Whether a court may exercise independent review of an appearing foreign sovereign’s interpretation of its domestic law (as held by the Fifth, Sixth, Seventh, Eleventh, and D.C. Circuits), or whether a court is “bound to defer” to a foreign government’s legal statement, as a matter of international comity, whenever a foreign government appears before the court (as held by the opinion below in accord with the Ninth Circuit).

For some of my thoughts on this question, offered well in advance of this case, see here.

 

Now Available in the 7th Edition: The „Münchener Kommentar“ on European and German Private International Law

It has not yet been mentioned on this blog that the Münchener Kommentar zum Bürgerlichen Gesetzbuch, Vols. 11 and 12, is now available in its seventh edition (2018). This work is a standard treatise not only on German private international law, but on European PIL as well. Read more

The Unsuitability of the Lugano Convention (2007) to Serve as a Bridge between the UK and the EU after Brexit

A working paper authored by Prof.

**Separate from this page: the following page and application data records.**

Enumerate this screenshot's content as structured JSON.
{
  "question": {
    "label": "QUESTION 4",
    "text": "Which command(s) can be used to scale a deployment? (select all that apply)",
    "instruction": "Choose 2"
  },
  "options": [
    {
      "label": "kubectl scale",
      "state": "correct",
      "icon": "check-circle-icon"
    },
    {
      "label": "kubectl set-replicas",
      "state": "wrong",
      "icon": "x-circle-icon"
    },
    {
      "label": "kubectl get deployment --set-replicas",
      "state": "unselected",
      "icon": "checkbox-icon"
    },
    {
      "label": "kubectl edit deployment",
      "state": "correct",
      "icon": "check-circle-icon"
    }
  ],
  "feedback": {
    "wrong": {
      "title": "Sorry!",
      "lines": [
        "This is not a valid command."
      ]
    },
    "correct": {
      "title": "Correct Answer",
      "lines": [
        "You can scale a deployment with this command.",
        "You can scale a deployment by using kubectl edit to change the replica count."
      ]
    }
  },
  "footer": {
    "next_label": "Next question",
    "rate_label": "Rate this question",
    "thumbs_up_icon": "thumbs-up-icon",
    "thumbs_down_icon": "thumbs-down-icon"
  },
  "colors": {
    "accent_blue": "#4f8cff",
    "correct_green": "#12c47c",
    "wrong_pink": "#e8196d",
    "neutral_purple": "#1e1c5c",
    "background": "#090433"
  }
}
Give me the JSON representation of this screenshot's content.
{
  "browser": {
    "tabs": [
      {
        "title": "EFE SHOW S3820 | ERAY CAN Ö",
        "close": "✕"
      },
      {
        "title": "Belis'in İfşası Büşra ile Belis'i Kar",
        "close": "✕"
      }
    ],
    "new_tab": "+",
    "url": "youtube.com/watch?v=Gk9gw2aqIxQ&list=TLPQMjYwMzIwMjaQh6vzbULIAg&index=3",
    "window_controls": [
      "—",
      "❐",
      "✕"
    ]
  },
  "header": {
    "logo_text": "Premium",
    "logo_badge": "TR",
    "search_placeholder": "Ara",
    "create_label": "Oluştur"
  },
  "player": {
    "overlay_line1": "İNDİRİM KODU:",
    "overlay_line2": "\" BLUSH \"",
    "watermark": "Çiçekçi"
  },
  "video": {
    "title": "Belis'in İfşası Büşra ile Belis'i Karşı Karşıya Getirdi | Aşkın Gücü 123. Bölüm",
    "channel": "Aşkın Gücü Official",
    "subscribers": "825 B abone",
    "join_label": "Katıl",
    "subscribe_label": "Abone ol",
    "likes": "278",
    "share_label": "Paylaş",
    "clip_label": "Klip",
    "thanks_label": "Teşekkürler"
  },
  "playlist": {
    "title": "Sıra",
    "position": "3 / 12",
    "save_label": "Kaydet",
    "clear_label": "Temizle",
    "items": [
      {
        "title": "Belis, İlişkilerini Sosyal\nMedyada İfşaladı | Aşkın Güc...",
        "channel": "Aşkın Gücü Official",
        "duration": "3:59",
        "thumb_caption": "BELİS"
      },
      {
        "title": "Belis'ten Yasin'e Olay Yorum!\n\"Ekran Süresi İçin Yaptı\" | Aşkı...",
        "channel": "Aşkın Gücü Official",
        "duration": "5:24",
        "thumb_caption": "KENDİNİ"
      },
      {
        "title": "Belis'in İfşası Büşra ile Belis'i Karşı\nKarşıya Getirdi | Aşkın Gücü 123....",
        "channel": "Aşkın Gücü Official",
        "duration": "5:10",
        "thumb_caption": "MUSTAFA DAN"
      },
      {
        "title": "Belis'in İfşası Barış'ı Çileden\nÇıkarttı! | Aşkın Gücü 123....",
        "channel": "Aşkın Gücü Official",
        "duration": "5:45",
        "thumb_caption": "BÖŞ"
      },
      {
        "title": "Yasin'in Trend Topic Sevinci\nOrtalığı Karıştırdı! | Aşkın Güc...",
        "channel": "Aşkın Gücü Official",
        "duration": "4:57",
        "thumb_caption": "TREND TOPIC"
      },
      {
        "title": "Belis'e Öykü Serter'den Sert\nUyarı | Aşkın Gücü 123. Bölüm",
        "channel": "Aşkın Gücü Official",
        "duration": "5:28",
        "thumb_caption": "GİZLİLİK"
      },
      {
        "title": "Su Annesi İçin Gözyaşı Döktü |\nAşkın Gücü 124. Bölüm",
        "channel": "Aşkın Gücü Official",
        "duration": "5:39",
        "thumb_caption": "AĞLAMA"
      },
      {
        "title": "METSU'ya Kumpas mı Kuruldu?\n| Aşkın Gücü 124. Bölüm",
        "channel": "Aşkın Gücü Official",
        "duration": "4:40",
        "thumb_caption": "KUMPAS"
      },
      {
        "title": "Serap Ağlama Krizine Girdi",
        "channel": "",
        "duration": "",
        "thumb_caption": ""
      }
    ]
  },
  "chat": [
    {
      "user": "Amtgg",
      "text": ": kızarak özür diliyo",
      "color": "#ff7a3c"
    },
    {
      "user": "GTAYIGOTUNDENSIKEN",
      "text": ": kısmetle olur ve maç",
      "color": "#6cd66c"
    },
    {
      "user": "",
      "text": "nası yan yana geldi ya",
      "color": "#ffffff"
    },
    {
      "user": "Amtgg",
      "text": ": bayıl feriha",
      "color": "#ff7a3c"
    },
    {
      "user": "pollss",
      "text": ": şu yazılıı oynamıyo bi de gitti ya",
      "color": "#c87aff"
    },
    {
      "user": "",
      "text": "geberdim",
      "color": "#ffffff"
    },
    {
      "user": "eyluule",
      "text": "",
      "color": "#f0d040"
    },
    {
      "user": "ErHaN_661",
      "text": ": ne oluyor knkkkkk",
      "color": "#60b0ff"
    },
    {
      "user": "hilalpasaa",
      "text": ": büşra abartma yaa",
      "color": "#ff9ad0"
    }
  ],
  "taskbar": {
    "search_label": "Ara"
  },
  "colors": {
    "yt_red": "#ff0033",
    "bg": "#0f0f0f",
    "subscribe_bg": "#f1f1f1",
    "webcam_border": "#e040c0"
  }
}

Dr. Dres. h.c. Burkhard Hess, where he contests with strong arguments the suitability of the Lugano Convention (2007) to serve as a bridge between the UK and the EU after Brexit, has just been published at the MPI Luxembourg Working-Paper Series:

In the current discussion on the post-Brexit judicial cooperation in civil and commercial matters, many consider the ratification of the 2007 Lugano Convention (LC) by the United Kingdom as a suitable avenue for an alignment of the UK with the current regime of European co-operation. Similarly, the UK government has already shown some sympathy for this option. So far, the European Commission has not endorsed any official position.

The Hague Apostille Handbook (2013) is now available in German, Portuguese, and Russian.

The Apostille Handbook was originally published in the official languages of the Hague Conference, English and French, and is also available in Greek, Spanish, and Vietnamese.  All language versions are available here.

Conference Programme: Commercial Issues in Private International Law, Sydney

Last year we posted about an upcoming conference at the University of Sydney Law School on Commercial Issues in Private International Law. The programme for the conference, which will take place on 16 February 2018, is now available here.

Professor Andrew Dickinson, University of Oxford, and Professor TM Yeo, Singapore Management University, will give the keynote addresses.

Conference registration can be carried out via this link.

New Article: Conflict of Laws and Relational Feminism

Readers of this blog might be interested in Roxana Banu, “A Relational Feminist Approach to Conflict of Laws” (2017) 24 Mich. J. Gender & L. 1.  It can be accessed through SSRN at this location.

The specific context is transnational surrogacy arrangements, but much of the article goes beyond that to other areas of the field more generally.  The article engages with work by several other scholars who write about theories or philosophies of private international law.

The Abstract is below.